Judge overturns Martis Valley Plan
A judge late last week overturned the Martis Valley Community Plan, ordering all planned development in the valley be suspended.
The final ruling in the lawsuit filed by five conservation groups in early 2004 can still be appealed by Placer County, and county attorney Rick Crabtree said the Board of Supervisors will make that decision later this month.
“The county will be exploring its appeal options,” Crabtree said. “It is clear that the county disagrees with the decision.”
But for conservation groups, who have been busy hammering out agreements with individual Martis Valley developers even as the lawsuit was progressing, the decision was vindication.

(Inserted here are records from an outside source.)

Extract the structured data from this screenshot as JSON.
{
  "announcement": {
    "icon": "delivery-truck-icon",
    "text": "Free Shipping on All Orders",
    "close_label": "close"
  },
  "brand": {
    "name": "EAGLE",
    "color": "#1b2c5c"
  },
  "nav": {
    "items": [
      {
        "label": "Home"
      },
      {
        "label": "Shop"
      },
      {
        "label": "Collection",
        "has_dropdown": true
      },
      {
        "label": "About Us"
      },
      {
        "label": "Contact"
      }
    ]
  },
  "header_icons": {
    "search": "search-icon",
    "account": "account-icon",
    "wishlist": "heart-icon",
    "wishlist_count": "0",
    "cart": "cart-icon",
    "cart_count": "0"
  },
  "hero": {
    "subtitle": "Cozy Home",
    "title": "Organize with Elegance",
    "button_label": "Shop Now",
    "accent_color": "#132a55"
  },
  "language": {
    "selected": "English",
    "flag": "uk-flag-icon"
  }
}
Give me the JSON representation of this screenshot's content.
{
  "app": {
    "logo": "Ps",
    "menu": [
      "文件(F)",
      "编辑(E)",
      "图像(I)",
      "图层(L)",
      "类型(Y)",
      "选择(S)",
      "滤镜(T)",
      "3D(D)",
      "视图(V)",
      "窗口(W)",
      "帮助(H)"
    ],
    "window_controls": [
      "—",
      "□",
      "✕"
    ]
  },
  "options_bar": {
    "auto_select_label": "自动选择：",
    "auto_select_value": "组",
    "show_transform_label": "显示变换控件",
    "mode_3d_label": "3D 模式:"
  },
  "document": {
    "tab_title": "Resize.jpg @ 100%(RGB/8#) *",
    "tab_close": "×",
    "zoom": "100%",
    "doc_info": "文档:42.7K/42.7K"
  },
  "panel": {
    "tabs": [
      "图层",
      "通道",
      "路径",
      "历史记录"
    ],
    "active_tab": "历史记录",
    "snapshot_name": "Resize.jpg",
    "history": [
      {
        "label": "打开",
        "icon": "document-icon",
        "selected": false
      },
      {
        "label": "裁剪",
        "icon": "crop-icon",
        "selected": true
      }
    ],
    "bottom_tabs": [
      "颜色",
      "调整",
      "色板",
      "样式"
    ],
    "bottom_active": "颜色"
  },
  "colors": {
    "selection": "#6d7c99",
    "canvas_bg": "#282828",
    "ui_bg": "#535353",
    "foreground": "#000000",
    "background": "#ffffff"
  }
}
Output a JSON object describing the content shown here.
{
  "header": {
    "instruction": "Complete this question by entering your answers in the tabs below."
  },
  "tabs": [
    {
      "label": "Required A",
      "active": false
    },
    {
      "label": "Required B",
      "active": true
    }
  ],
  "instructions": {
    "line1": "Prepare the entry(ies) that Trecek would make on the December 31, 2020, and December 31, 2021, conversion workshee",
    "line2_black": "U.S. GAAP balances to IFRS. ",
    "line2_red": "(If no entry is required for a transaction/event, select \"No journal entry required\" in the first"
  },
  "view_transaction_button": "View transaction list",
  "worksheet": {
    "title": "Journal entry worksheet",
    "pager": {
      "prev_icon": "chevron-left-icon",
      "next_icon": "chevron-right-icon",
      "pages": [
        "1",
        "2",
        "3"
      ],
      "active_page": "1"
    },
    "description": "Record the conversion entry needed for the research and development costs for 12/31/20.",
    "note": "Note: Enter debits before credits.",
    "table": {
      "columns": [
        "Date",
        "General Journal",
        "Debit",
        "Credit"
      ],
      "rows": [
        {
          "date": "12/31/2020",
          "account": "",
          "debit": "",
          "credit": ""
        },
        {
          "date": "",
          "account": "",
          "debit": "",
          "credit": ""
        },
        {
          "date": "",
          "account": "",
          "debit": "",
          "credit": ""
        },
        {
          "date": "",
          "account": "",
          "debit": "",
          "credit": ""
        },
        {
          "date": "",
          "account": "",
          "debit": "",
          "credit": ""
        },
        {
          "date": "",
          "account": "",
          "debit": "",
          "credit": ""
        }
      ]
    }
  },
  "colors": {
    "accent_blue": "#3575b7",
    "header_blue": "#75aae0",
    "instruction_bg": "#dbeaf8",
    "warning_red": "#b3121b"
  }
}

Sierra Watch Director Tom Mooers said some people have called his organization “out of touch or extreme,” but the court’s ruling shows that “it is actually the development that is extreme,” he said.
“This puts the brakes on the freight train of development that was careening along,” Mooers said. “It’s encouraging. It gives us hope that we can indeed achieve what we set out for Martis Valley.”
The ruling sided with conservationists on almost all major issues and criticized the county for policies that create “opportunities for environmental mischief.” The judge specifically cited the county’s underestimation of allowable development and traffic impacts under the plan as two reasons why he ruled in favor of conservationists.
Placer County will now have to go back and “do everything right,” said Mooers.
Rachel Hooper, the attorney representing Sierra Watch and four other environmental groups, said Placer County has a lot of work to do to make the approval of their plan legal under sate law.
“That will be large task because what they have filed is so fundamentally flawed,” Hooper said.
Although Sierra Watch and its allies are seeking to limit development, they are supporting the construction of development in the Northstar at Tahoe resort and at Eaglewood, a project along the southern border of Truckee. The developers of those projects have agreed to contribute millions of dollars to preserve habitat in the valley, and in Northstar’s case, limit development on their land.
“We now feel that these projects fit into a responsible plan for the Martis Valley and we want to see them go forward,” Mooers said.
Those agreements will be reflected in the final judgment that Sierra Watch’s attorneys will submit for the judge’s consideration.
The final judgment will set out the course of how the judge’s ruling will be instituted.
“We are not seeking to stop (Northstar or Eaglewood),” said Hooper. “The other projects would be bound by this.”
Going back to the drawing board to reformulate a legal community plan is a setback, given the years that the county has worked to develop the overturned plan, said Crabtree.
“It’s disappointing because it is a process that has taken years and hundreds of hours of public meetings and public input,” Crabtree said.